**GIVEN DATA**.
***

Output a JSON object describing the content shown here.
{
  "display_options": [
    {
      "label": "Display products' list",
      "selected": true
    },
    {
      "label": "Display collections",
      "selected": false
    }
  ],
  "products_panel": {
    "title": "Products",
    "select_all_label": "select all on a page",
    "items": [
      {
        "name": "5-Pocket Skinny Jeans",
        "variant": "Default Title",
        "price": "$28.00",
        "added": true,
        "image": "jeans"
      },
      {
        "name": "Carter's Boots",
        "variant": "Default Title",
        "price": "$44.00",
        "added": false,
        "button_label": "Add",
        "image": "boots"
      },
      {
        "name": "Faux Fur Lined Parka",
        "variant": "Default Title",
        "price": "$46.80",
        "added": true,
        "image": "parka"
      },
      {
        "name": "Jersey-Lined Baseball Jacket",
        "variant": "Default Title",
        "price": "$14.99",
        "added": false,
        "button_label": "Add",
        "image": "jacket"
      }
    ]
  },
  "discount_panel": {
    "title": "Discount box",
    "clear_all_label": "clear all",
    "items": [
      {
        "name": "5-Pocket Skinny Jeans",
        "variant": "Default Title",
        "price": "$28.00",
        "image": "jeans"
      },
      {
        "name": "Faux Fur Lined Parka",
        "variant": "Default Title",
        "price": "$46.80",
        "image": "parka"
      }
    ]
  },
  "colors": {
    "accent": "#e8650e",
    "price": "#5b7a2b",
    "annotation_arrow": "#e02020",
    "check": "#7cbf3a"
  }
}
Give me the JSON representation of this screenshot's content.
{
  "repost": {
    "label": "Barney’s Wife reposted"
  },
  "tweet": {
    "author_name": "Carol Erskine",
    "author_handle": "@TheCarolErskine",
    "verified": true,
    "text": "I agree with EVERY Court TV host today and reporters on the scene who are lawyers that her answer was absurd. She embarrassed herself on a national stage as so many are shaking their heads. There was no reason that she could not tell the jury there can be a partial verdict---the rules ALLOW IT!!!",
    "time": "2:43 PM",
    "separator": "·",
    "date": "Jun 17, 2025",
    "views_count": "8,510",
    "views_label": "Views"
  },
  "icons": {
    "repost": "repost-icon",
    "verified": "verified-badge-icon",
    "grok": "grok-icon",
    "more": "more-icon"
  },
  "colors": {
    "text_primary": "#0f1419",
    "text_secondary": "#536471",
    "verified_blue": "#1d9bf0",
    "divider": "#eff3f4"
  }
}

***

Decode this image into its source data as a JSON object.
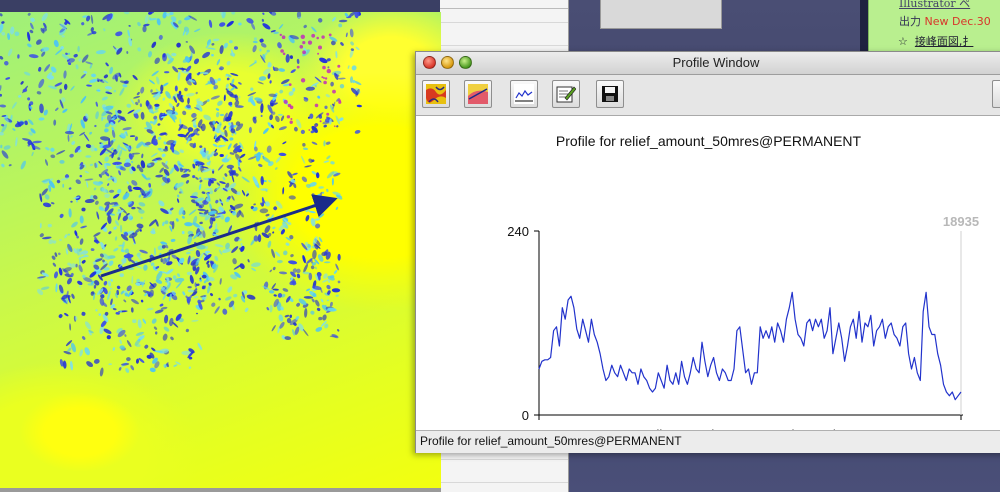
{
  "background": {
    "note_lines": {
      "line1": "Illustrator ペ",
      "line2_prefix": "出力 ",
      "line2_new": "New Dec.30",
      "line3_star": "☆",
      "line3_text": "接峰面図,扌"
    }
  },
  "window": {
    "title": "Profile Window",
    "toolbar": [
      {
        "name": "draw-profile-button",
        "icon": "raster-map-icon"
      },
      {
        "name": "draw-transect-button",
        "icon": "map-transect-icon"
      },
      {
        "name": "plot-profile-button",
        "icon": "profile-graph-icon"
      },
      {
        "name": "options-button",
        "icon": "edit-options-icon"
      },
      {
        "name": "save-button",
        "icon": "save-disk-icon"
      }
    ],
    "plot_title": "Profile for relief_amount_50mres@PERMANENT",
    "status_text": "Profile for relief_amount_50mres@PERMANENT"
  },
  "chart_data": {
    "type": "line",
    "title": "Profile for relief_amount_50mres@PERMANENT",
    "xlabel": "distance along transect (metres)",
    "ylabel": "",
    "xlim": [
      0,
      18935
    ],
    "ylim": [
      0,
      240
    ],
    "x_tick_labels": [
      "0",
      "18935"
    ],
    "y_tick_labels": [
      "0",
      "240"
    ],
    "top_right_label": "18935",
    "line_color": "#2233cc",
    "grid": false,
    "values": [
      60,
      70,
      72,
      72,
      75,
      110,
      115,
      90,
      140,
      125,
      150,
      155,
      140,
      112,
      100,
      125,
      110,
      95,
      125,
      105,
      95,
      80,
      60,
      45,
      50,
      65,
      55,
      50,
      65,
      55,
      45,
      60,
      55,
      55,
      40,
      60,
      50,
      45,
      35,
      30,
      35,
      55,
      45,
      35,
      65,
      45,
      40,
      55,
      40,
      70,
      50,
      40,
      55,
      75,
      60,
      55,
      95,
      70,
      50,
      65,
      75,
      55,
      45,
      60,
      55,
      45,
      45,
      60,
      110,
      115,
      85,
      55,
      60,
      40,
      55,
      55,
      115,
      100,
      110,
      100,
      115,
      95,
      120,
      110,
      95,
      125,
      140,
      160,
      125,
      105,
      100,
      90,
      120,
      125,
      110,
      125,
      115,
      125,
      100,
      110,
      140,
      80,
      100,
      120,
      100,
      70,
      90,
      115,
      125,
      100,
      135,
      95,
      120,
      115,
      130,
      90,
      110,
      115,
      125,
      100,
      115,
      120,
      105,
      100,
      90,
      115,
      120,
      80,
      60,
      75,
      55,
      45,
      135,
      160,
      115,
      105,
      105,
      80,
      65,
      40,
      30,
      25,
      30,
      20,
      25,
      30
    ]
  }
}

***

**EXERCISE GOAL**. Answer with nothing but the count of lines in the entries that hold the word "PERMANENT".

**RESPONSE TO THIS EXERCISE**. 3